Just today I received from a good friend in the UK two CTC patches one of which I have already sewn onto my cycle jacket. For those who do not know what the CTC is here is a brief history of the club from wikipedia
CTC is the United Kingdom's largest cycling membership organisation. It also has members and district associations in the Republic of Ireland. It was established in 1878, originally as the 'Bicycle Touring Club', making it the oldest national tourism organisation of any description in the World, and was renamed the Cyclists' Touring Club in 1883. Since January 2007, CTC's president has been the newsreader and journalist, Jon Snow.
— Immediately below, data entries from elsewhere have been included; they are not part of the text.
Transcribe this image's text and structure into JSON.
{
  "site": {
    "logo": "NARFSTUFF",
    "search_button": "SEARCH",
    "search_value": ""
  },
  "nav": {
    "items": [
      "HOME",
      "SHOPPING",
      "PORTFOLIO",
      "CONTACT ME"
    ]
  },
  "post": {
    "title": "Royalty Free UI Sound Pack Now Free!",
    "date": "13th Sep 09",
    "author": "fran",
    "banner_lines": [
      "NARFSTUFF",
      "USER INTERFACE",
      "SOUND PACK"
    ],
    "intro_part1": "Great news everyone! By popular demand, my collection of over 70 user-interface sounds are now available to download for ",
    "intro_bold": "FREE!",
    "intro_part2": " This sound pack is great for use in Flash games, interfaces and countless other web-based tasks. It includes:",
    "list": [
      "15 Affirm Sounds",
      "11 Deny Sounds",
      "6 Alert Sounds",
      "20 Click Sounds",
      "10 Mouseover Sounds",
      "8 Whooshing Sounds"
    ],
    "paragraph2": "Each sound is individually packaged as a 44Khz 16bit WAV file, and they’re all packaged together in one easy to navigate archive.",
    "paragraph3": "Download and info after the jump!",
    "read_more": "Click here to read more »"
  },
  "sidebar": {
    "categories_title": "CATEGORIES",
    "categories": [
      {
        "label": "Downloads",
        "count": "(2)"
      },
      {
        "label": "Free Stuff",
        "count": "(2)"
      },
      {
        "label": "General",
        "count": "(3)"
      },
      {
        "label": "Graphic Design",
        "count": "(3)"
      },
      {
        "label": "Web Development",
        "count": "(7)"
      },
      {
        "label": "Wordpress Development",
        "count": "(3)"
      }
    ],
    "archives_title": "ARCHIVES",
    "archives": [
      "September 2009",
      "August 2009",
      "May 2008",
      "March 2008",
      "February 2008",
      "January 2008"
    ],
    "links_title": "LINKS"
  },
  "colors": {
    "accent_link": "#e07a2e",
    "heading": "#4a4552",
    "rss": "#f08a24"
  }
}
Members, like those of other clubs, often rode in uniform. CTC appointed an official tailor. The uniform was a dark green Devonshire serge jacket, knickerbockers and a "Stanley helmet with a small peak". The colour changed to grey when green proved impractical because it showed the dirt. Groups often rode with a bugler at their head to sound changes of direction or to bring the group to a halt. Confusion could be caused when groups met and mistook each other's signals.
In earlier times, the Cyclists' Touring Club gave seals of approval, in the form of a cast metal plaque showing the winged-wheel symbol of CTC, for mounting on an outside wall of hotels and restaurants which offered good accommodation and service to cyclists. A few of the metal plaques still exist, as do a handful of road signs put up by CTC to warn cyclists of steep hills: usually steep going down, which was as much a problem for riders of large-wheel ordinaries, or "penny-farthings", as going up. Nowadays, CTC no longer puts up general road signs—although the right to do so is retained—and approved establishments are offered a plastic window-sticker carrying the blue and yellow logo shown above.
In 1898 CTC became embroiled in a court case to defend a member denied what she thought adequate service at a hotel carrying the club's badge.
The above CTC patches are available online at the CTC shop